But while the five-string bass wunderkind, who played with Prince in his final years, is more widely known as a member of Ghost-Note or for YouTube jams interpolating bass notes over dialogue by an “angry grandpa” or Cardi B, he has touched on politics before — as early as 2016’s “Ain’t Nothing United About America.” Now this newest single, released on June 1st, weaves an atypically minimalist soundscape to drive home an even more immediate political message.

With the worldwide protests against police brutality and racism still going strong, I emailed MonoNeon for more details on how he crafted this musical demonstration, and he replied with some thoughtful answers.

Memphis Flyer: Was “Breathing While Black” a direct response to recent events, or had it been in the works earlier?

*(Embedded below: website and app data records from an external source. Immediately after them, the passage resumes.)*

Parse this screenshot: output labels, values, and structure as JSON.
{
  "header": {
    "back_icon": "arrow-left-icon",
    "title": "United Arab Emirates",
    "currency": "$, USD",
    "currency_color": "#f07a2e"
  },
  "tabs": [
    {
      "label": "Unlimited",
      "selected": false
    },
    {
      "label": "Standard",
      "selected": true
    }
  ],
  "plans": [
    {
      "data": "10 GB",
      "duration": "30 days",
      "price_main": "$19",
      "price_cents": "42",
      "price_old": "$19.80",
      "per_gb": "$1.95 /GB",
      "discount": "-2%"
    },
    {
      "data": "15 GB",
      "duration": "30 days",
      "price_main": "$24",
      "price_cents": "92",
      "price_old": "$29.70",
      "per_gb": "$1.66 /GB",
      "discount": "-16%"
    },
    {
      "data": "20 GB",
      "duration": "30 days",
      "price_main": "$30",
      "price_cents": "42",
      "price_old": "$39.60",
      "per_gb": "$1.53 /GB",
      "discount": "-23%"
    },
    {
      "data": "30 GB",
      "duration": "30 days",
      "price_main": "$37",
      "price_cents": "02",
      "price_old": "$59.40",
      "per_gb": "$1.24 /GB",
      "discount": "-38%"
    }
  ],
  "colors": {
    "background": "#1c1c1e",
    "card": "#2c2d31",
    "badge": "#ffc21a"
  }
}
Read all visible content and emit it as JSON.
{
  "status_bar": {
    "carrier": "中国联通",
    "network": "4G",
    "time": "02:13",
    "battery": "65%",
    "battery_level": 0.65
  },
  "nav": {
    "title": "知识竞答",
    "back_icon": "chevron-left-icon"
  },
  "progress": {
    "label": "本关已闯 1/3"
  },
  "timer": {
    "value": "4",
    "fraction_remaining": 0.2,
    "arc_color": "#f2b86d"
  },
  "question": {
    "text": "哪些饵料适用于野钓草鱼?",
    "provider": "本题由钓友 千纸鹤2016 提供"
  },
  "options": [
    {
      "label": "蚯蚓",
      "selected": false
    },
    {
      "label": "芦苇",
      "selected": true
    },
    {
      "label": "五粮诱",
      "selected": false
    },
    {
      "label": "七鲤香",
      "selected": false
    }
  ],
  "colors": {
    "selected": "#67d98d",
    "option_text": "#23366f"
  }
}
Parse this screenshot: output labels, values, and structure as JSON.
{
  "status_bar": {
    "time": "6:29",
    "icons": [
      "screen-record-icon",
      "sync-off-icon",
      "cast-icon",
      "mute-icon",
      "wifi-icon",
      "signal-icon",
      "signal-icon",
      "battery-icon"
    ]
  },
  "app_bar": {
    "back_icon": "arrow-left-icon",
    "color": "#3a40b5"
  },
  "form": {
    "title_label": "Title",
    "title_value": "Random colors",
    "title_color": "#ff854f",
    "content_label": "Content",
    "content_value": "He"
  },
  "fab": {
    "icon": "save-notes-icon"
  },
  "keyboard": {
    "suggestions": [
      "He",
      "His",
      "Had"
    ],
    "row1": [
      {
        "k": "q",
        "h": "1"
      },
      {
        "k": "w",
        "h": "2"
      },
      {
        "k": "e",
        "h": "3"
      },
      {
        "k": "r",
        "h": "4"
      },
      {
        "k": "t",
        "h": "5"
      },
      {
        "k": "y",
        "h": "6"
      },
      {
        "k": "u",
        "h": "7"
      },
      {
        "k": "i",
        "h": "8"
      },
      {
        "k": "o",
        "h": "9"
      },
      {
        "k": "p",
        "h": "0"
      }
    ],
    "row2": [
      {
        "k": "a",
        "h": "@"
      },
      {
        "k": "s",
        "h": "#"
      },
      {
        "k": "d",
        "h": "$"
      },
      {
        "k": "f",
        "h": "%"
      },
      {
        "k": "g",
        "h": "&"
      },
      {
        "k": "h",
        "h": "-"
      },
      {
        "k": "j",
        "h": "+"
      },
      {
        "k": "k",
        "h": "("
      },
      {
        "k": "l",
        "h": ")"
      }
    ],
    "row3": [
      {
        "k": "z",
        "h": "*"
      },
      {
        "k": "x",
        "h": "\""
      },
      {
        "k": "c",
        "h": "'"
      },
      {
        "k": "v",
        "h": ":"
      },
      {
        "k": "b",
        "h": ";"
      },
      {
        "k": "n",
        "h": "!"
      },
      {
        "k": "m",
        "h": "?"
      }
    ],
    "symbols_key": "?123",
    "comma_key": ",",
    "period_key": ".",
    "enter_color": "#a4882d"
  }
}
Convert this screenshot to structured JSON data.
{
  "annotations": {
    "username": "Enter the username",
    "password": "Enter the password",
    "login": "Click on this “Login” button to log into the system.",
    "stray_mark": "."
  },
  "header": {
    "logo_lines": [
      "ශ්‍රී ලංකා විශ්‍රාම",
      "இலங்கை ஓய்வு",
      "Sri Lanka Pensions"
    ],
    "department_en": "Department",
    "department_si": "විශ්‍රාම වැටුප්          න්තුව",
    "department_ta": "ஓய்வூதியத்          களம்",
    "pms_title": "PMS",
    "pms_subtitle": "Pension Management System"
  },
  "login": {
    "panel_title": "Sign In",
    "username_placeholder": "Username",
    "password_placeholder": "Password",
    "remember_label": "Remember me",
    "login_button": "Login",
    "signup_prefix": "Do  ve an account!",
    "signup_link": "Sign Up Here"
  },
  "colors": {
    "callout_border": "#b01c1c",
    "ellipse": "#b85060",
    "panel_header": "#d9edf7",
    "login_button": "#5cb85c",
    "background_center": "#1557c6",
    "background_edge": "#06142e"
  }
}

MonoNeon: I wrote “Breathing While Black” immediately after seeing the video of George Floyd’s murder. Then I started seeing things again about Eric Garner and Sandra Bland. Everything messed me up! Like, damn, why are these things still going on? To see George on the ground like that, uncomfortable, repeatedly telling the officers, “I can’t breathe,” and not one officer cares to help. … The whole situation sucked! While the song came from being saddened by George’s murder, the song is for every black man and woman who has dealt with police brutality. It just sucks that this world can’t get rid of this racism crap!

How has the quarantine affected your life and playing?

I’ve been chillin’ at home in Memphis, writing whatever and recording whatever. A lot of my gigs and tours were canceled, and that was hard to deal with. But it’s all good! I’ve been kicking with my mom, grandma, and cousins.

What are you looking forward to in the future? Any new releases or tentative tour plans with Ghost-Note or others?

I for real don’t like looking forward to things. But yeah, Ghost-Note recorded a whole new album before COVID-19, so hopefully that will be released sometime next year. I might release another album next year, I don’t know. I’m just doing shit! I definitely want to do more of my own music on the road.

I assume you did these new recordings on your own, programming or playing everything?

Yep, I’m singing and playing everything on my two recent singles, “Am I Trippin’?” and “Breathing While Black.” I programmed the drums on a Yamaha RX11, keyboard sounds from a Yamaha DX7. I primarily write songs from the guitar. Two singers I think about when I’m singing are Mavis Staples and O.V. Wright. I honestly want that sound in my voice. I especially listen to Mavis every day. She bad as hell! My dad played bass with Mavis and her dad, Pops Staples. Hopefully one day I will get a chance to meet Mavis.

MonoNeon’s new singles, “Breathing While Black” and “Am I Trippin’? (Overthinkoverlove),” are available on all streaming services, YouTube, and Bandcamp.